# [Exercise brief]
The records below are to be returned word for word, with pictures left out.

# [Data extract]
- Opening Delimiter -

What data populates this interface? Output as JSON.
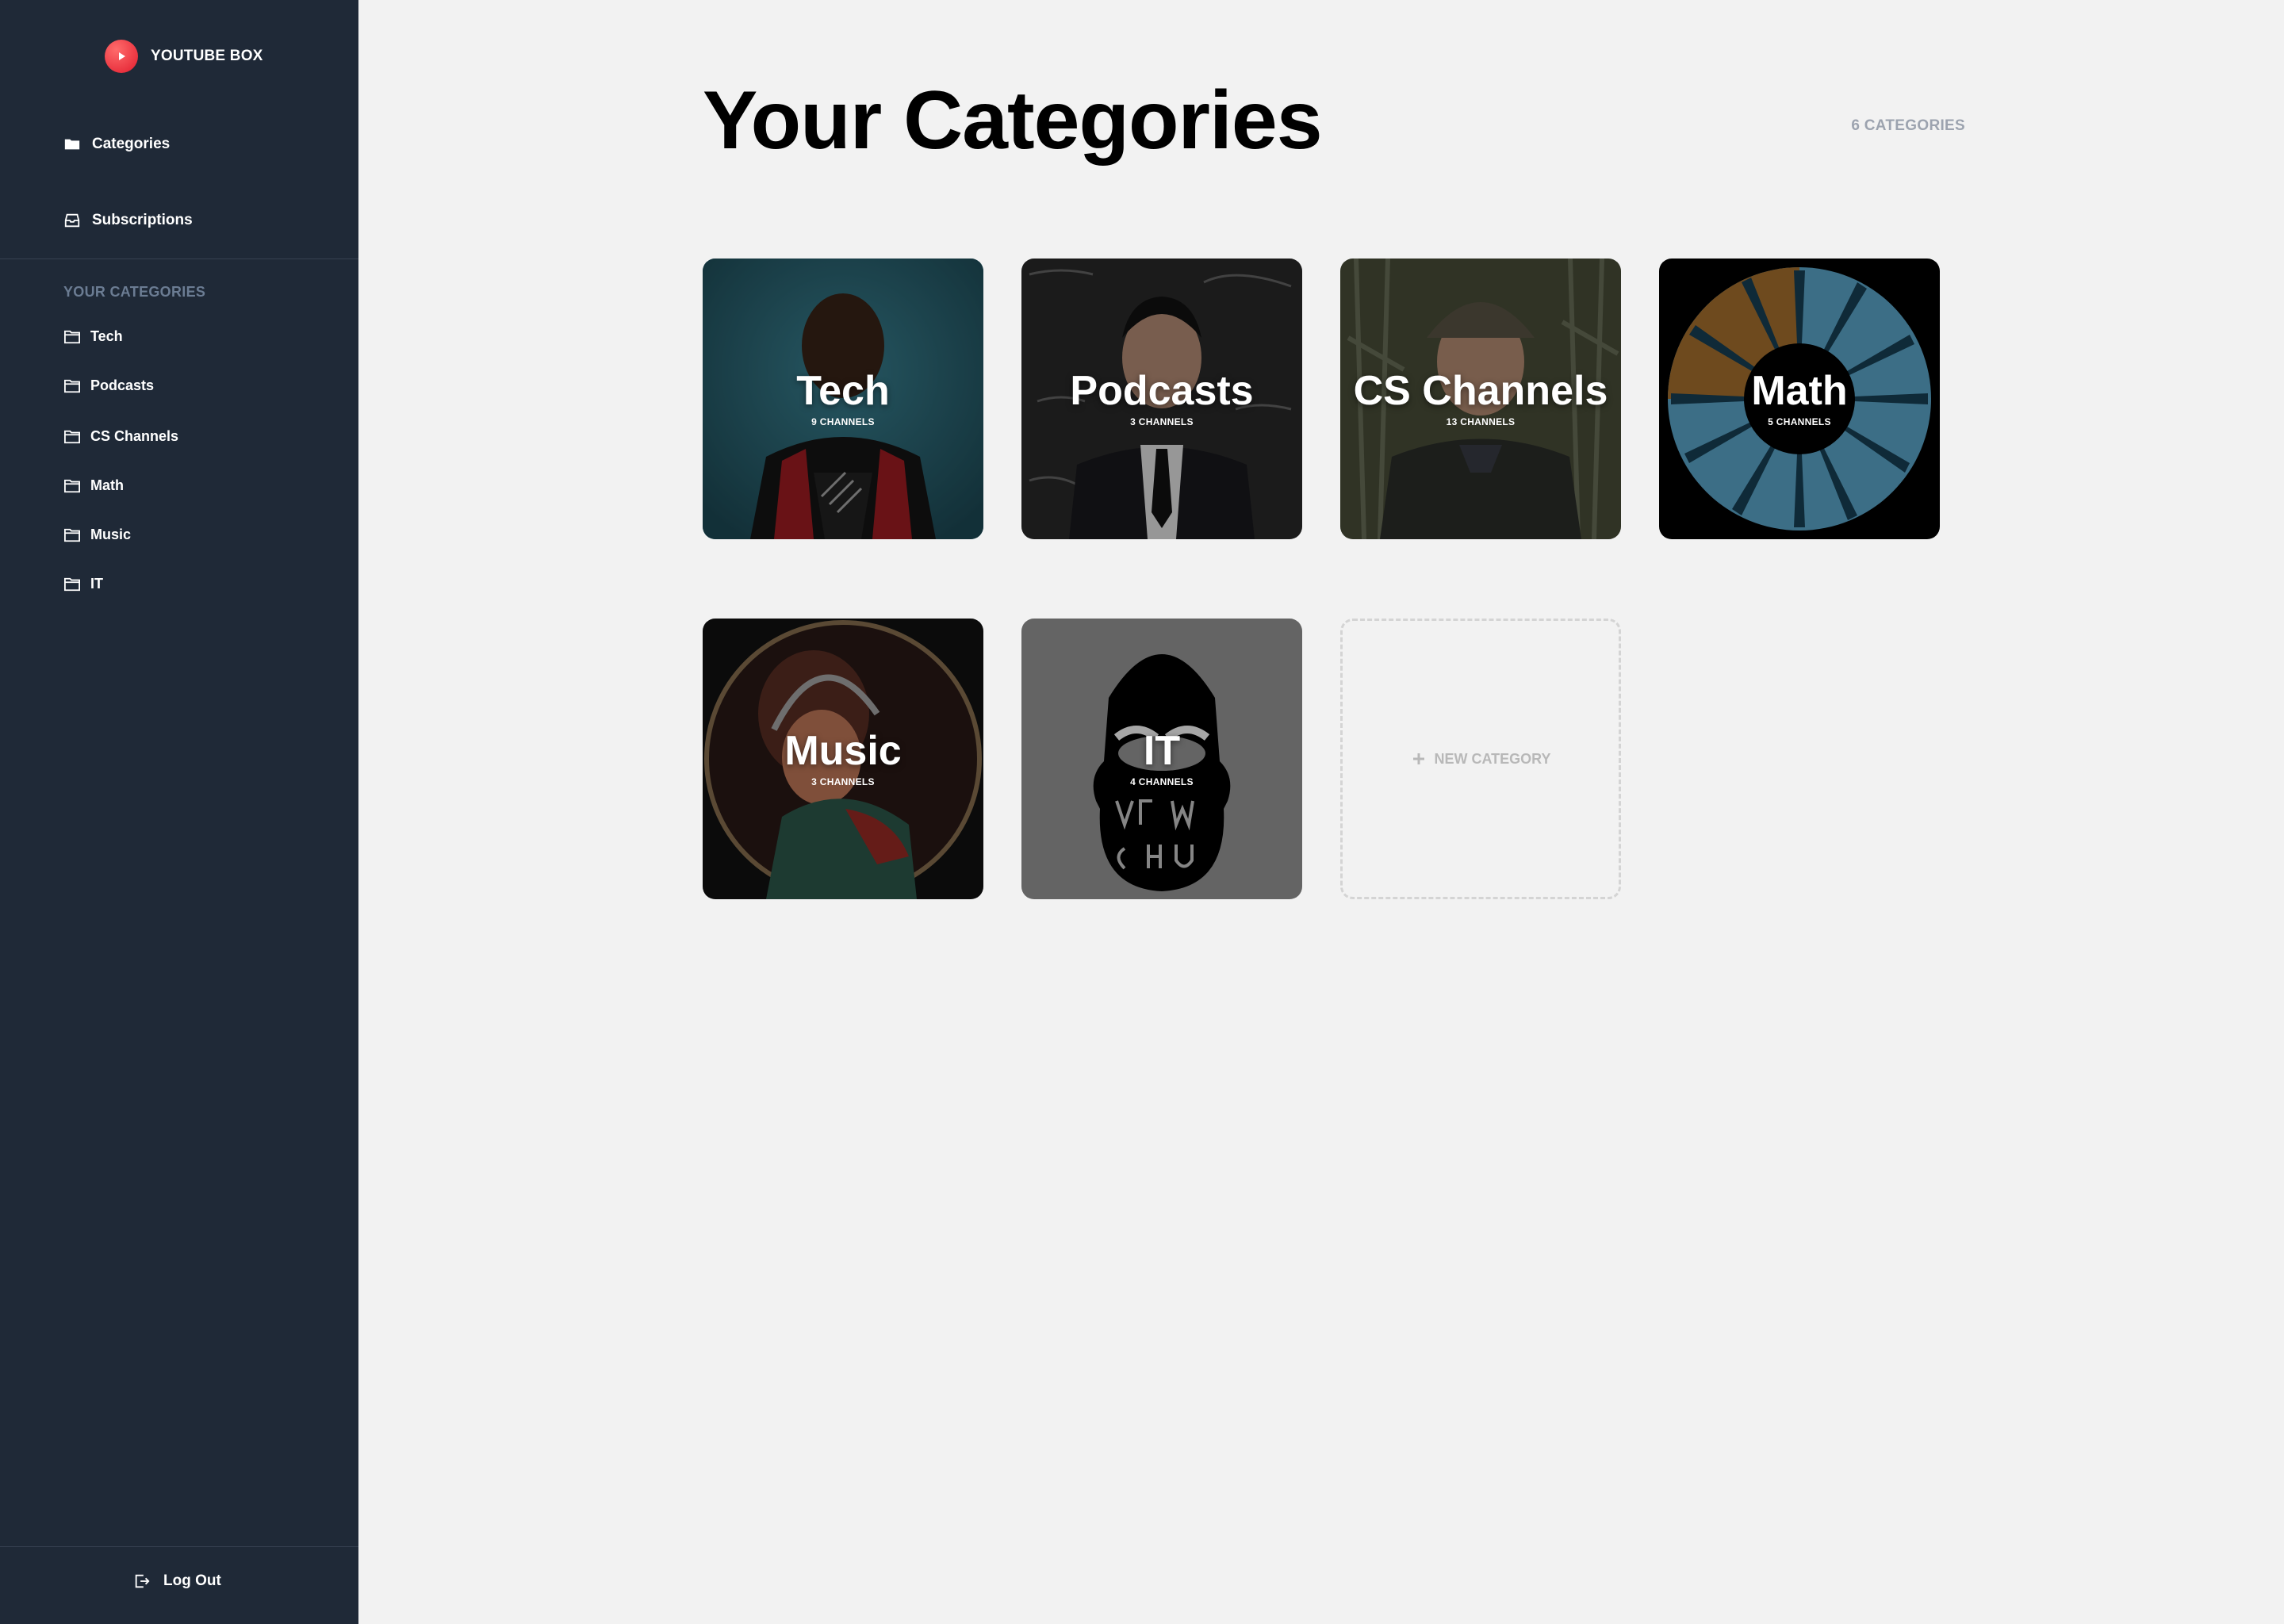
{
  "brand": {
    "name": "YOUTUBE BOX",
    "color": "#e11d2e"
  },
  "nav": {
    "categories_label": "Categories",
    "subscriptions_label": "Subscriptions"
  },
  "sidebar": {
    "section_label": "YOUR CATEGORIES",
    "items": [
      {
        "label": "Tech"
      },
      {
        "label": "Podcasts"
      },
      {
        "label": "CS Channels"
      },
      {
        "label": "Math"
      },
      {
        "label": "Music"
      },
      {
        "label": "IT"
      }
    ],
    "logout_label": "Log Out"
  },
  "main": {
    "title": "Your Categories",
    "count": "6 CATEGORIES",
    "cards": [
      {
        "name": "Tech",
        "channels": "9 CHANNELS"
      },
      {
        "name": "Podcasts",
        "channels": "3 CHANNELS"
      },
      {
        "name": "CS Channels",
        "channels": "13 CHANNELS"
      },
      {
        "name": "Math",
        "channels": "5 CHANNELS"
      },
      {
        "name": "Music",
        "channels": "3 CHANNELS"
      },
      {
        "name": "IT",
        "channels": "4 CHANNELS"
      }
    ],
    "new_category_label": "NEW CATEGORY"
  },
  "theme": {
    "sidebar_bg": "#1f2937",
    "page_bg": "#f2f2f2"
  }
}
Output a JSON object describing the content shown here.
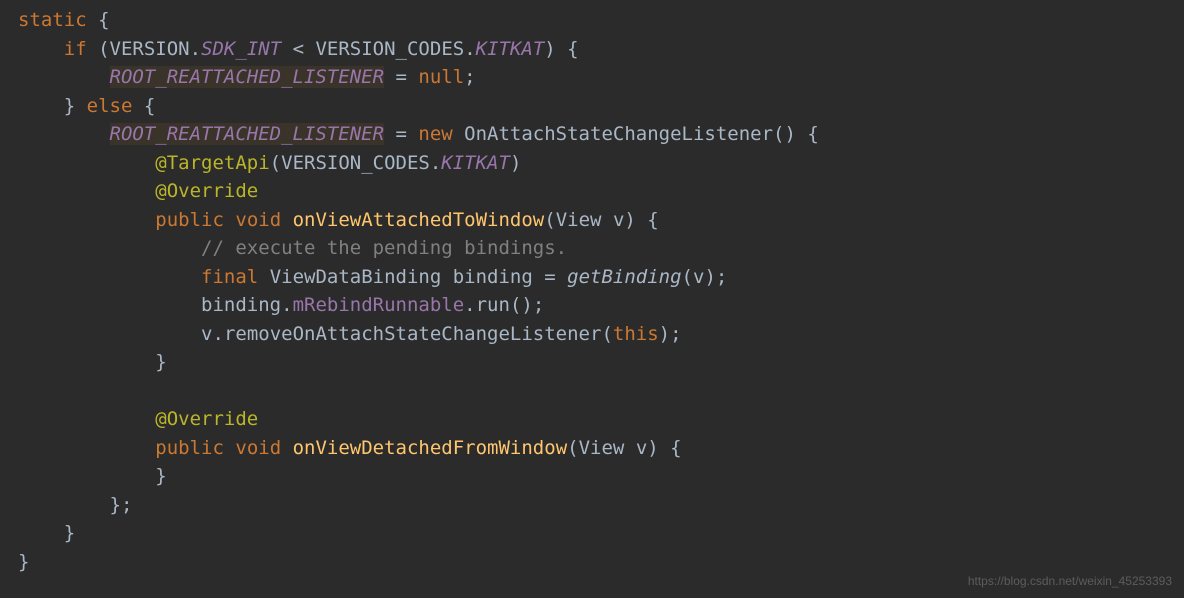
{
  "code": {
    "l1": {
      "static": "static"
    },
    "l2": {
      "if": "if",
      "version": "VERSION",
      "dot1": ".",
      "sdkint": "SDK_INT",
      "lt": " < ",
      "vcodes": "VERSION_CODES",
      "dot2": ".",
      "kitkat": "KITKAT"
    },
    "l3": {
      "root": "ROOT_REATTACHED_LISTENER",
      "eq": " = ",
      "null": "null"
    },
    "l4": {
      "else": "else"
    },
    "l5": {
      "root": "ROOT_REATTACHED_LISTENER",
      "eq": " = ",
      "new": "new",
      "cls": "OnAttachStateChangeListener"
    },
    "l6": {
      "ann": "@TargetApi",
      "vcodes": "VERSION_CODES",
      "dot": ".",
      "kitkat": "KITKAT"
    },
    "l7": {
      "ann": "@Override"
    },
    "l8": {
      "pub": "public",
      "void": "void",
      "name": "onViewAttachedToWindow",
      "ptype": "View",
      "pname": "v"
    },
    "l9": {
      "cmt": "// execute the pending bindings."
    },
    "l10": {
      "final": "final",
      "type": "ViewDataBinding",
      "var": "binding",
      "eq": " = ",
      "call": "getBinding",
      "arg": "v"
    },
    "l11": {
      "obj": "binding",
      "dot1": ".",
      "field": "mRebindRunnable",
      "dot2": ".",
      "run": "run"
    },
    "l12": {
      "obj": "v",
      "dot": ".",
      "call": "removeOnAttachStateChangeListener",
      "this": "this"
    },
    "l15": {
      "ann": "@Override"
    },
    "l16": {
      "pub": "public",
      "void": "void",
      "name": "onViewDetachedFromWindow",
      "ptype": "View",
      "pname": "v"
    }
  },
  "watermark": "https://blog.csdn.net/weixin_45253393"
}
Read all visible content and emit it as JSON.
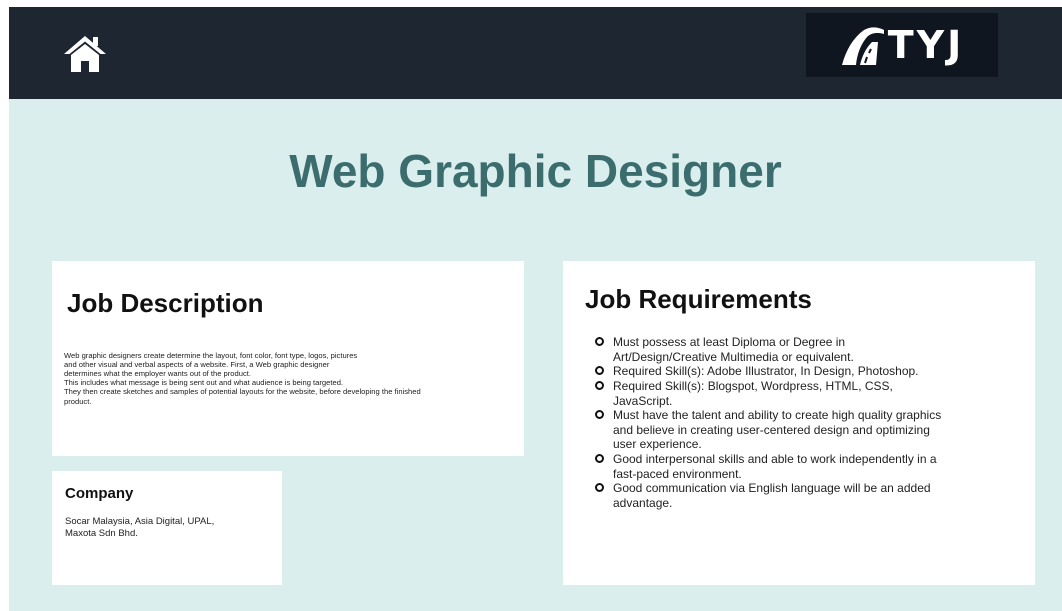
{
  "header": {
    "home_icon": "home-icon",
    "logo_text": "TYJ",
    "logo_icon": "road-icon"
  },
  "title": "Web Graphic Designer",
  "job_description": {
    "heading": "Job Description",
    "lines": [
      "Web graphic designers create determine the layout, font color, font type, logos, pictures",
      "and other visual and verbal aspects of a website. First, a Web graphic designer",
      "determines what the employer wants out of the product.",
      "This includes what message is being sent out and what audience is being targeted.",
      "They then create sketches and samples of potential layouts for the website, before developing the finished",
      "product."
    ]
  },
  "company": {
    "heading": "Company",
    "lines": [
      "Socar Malaysia, Asia Digital, UPAL,",
      "Maxota Sdn Bhd."
    ]
  },
  "job_requirements": {
    "heading": "Job Requirements",
    "items": [
      [
        "Must possess at least Diploma or Degree in",
        "Art/Design/Creative Multimedia or equivalent."
      ],
      [
        "Required Skill(s): Adobe Illustrator, In Design, Photoshop."
      ],
      [
        "Required Skill(s): Blogspot, Wordpress, HTML, CSS,",
        "JavaScript."
      ],
      [
        "Must have the talent and ability to create high quality graphics",
        "and believe in creating user-centered design and optimizing",
        "user experience."
      ],
      [
        "Good interpersonal skills and able to work independently in a",
        "fast-paced environment."
      ],
      [
        "Good communication via English language will be an added",
        "advantage."
      ]
    ]
  },
  "colors": {
    "header_bg": "#1e2632",
    "page_bg": "#dbeeee",
    "title": "#3b6d6e",
    "card_bg": "#ffffff"
  }
}
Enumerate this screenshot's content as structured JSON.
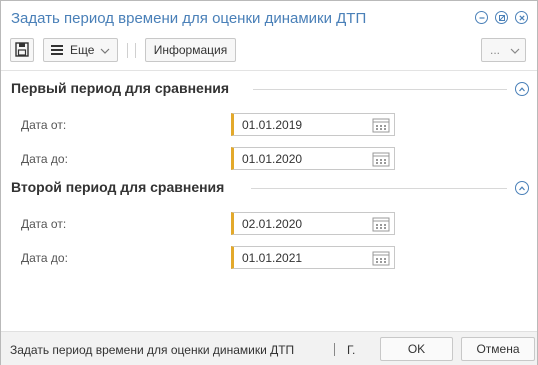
{
  "window": {
    "title": "Задать период времени для оценки динамики ДТП",
    "controls": [
      "minimize-icon",
      "link-icon",
      "close-icon"
    ]
  },
  "toolbar": {
    "save_icon": "save-icon",
    "more_label": "Еще",
    "info_label": "Информация",
    "overflow_label": "..."
  },
  "sections": [
    {
      "title": "Первый период для сравнения",
      "fields": [
        {
          "label": "Дата от:",
          "value": "01.01.2019"
        },
        {
          "label": "Дата до:",
          "value": "01.01.2020"
        }
      ]
    },
    {
      "title": "Второй период для сравнения",
      "fields": [
        {
          "label": "Дата от:",
          "value": "02.01.2020"
        },
        {
          "label": "Дата до:",
          "value": "01.01.2021"
        }
      ]
    }
  ],
  "footer": {
    "status": "Задать период времени для оценки динамики ДТП",
    "suffix": "Г.",
    "ok_label": "OK",
    "cancel_label": "Отмена"
  },
  "colors": {
    "accent": "#4a80b8",
    "required_marker": "#e3a92b"
  }
}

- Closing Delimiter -

# [Answer to the problem]
What data populates this interface? Output as JSON.
{
  "brand": {
    "name": "YOUTUBE BOX",
    "color": "#e11d2e"
  },
  "nav": {
    "categories_label": "Categories",
    "subscriptions_label": "Subscriptions"
  },
  "sidebar": {
    "section_label": "YOUR CATEGORIES",
    "items": [
      {
        "label": "Tech"
      },
      {
        "label": "Podcasts"
      },
      {
        "label": "CS Channels"
      },
      {
        "label": "Math"
      },
      {
        "label": "Music"
      },
      {
        "label": "IT"
      }
    ],
    "logout_label": "Log Out"
  },
  "main": {
    "title": "Your Categories",
    "count": "6 CATEGORIES",
    "cards": [
      {
        "name": "Tech",
        "channels": "9 CHANNELS"
      },
      {
        "name": "Podcasts",
        "channels": "3 CHANNELS"
      },
      {
        "name": "CS Channels",
        "channels": "13 CHANNELS"
      },
      {
        "name": "Math",
        "channels": "5 CHANNELS"
      },
      {
        "name": "Music",
        "channels": "3 CHANNELS"
      },
      {
        "name": "IT",
        "channels": "4 CHANNELS"
      }
    ],
    "new_category_label": "NEW CATEGORY"
  },
  "theme": {
    "sidebar_bg": "#1f2937",
    "page_bg": "#f2f2f2"
  }
}
Output a JSON object describing the content shown here.
{
  "code": {
    "l1": {
      "static": "static"
    },
    "l2": {
      "if": "if",
      "version": "VERSION",
      "dot1": ".",
      "sdkint": "SDK_INT",
      "lt": " < ",
      "vcodes": "VERSION_CODES",
      "dot2": ".",
      "kitkat": "KITKAT"
    },
    "l3": {
      "root": "ROOT_REATTACHED_LISTENER",
      "eq": " = ",
      "null": "null"
    },
    "l4": {
      "else": "else"
    },
    "l5": {
      "root": "ROOT_REATTACHED_LISTENER",
      "eq": " = ",
      "new": "new",
      "cls": "OnAttachStateChangeListener"
    },
    "l6": {
      "ann": "@TargetApi",
      "vcodes": "VERSION_CODES",
      "dot": ".",
      "kitkat": "KITKAT"
    },
    "l7": {
      "ann": "@Override"
    },
    "l8": {
      "pub": "public",
      "void": "void",
      "name": "onViewAttachedToWindow",
      "ptype": "View",
      "pname": "v"
    },
    "l9": {
      "cmt": "// execute the pending bindings."
    },
    "l10": {
      "final": "final",
      "type": "ViewDataBinding",
      "var": "binding",
      "eq": " = ",
      "call": "getBinding",
      "arg": "v"
    },
    "l11": {
      "obj": "binding",
      "dot1": ".",
      "field": "mRebindRunnable",
      "dot2": ".",
      "run": "run"
    },
    "l12": {
      "obj": "v",
      "dot": ".",
      "call": "removeOnAttachStateChangeListener",
      "this": "this"
    },
    "l15": {
      "ann": "@Override"
    },
    "l16": {
      "pub": "public",
      "void": "void",
      "name": "onViewDetachedFromWindow",
      "ptype": "View",
      "pname": "v"
    }
  },
  "watermark": "https://blog.csdn.net/weixin_45253393"
}
Read all visible content and emit it as JSON.
{
  "header": {
    "home_icon": "home-icon",
    "logo_text": "TYJ",
    "logo_icon": "road-icon"
  },
  "title": "Web Graphic Designer",
  "job_description": {
    "heading": "Job Description",
    "lines": [
      "Web graphic designers create determine the layout, font color, font type, logos, pictures",
      "and other visual and verbal aspects of a website. First, a Web graphic designer",
      "determines what the employer wants out of the product.",
      "This includes what message is being sent out and what audience is being targeted.",
      "They then create sketches and samples of potential layouts for the website, before developing the finished",
      "product."
    ]
  },
  "company": {
    "heading": "Company",
    "lines": [
      "Socar Malaysia, Asia Digital, UPAL,",
      "Maxota Sdn Bhd."
    ]
  },
  "job_requirements": {
    "heading": "Job Requirements",
    "items": [
      [
        "Must possess at least Diploma or Degree in",
        "Art/Design/Creative Multimedia or equivalent."
      ],
      [
        "Required Skill(s): Adobe Illustrator, In Design, Photoshop."
      ],
      [
        "Required Skill(s): Blogspot, Wordpress, HTML, CSS,",
        "JavaScript."
      ],
      [
        "Must have the talent and ability to create high quality graphics",
        "and believe in creating user-centered design and optimizing",
        "user experience."
      ],
      [
        "Good interpersonal skills and able to work independently in a",
        "fast-paced environment."
      ],
      [
        "Good communication via English language will be an added",
        "advantage."
      ]
    ]
  },
  "colors": {
    "header_bg": "#1e2632",
    "page_bg": "#dbeeee",
    "title": "#3b6d6e",
    "card_bg": "#ffffff"
  }
}
Enumerate this screenshot's content as structured JSON.
{
  "window": {
    "title": "Задать период времени для оценки динамики ДТП",
    "controls": [
      "minimize-icon",
      "link-icon",
      "close-icon"
    ]
  },
  "toolbar": {
    "save_icon": "save-icon",
    "more_label": "Еще",
    "info_label": "Информация",
    "overflow_label": "..."
  },
  "sections": [
    {
      "title": "Первый период для сравнения",
      "fields": [
        {
          "label": "Дата от:",
          "value": "01.01.2019"
        },
        {
          "label": "Дата до:",
          "value": "01.01.2020"
        }
      ]
    },
    {
      "title": "Второй период для сравнения",
      "fields": [
        {
          "label": "Дата от:",
          "value": "02.01.2020"
        },
        {
          "label": "Дата до:",
          "value": "01.01.2021"
        }
      ]
    }
  ],
  "footer": {
    "status": "Задать период времени для оценки динамики ДТП",
    "suffix": "Г.",
    "ok_label": "OK",
    "cancel_label": "Отмена"
  },
  "colors": {
    "accent": "#4a80b8",
    "required_marker": "#e3a92b"
  }
}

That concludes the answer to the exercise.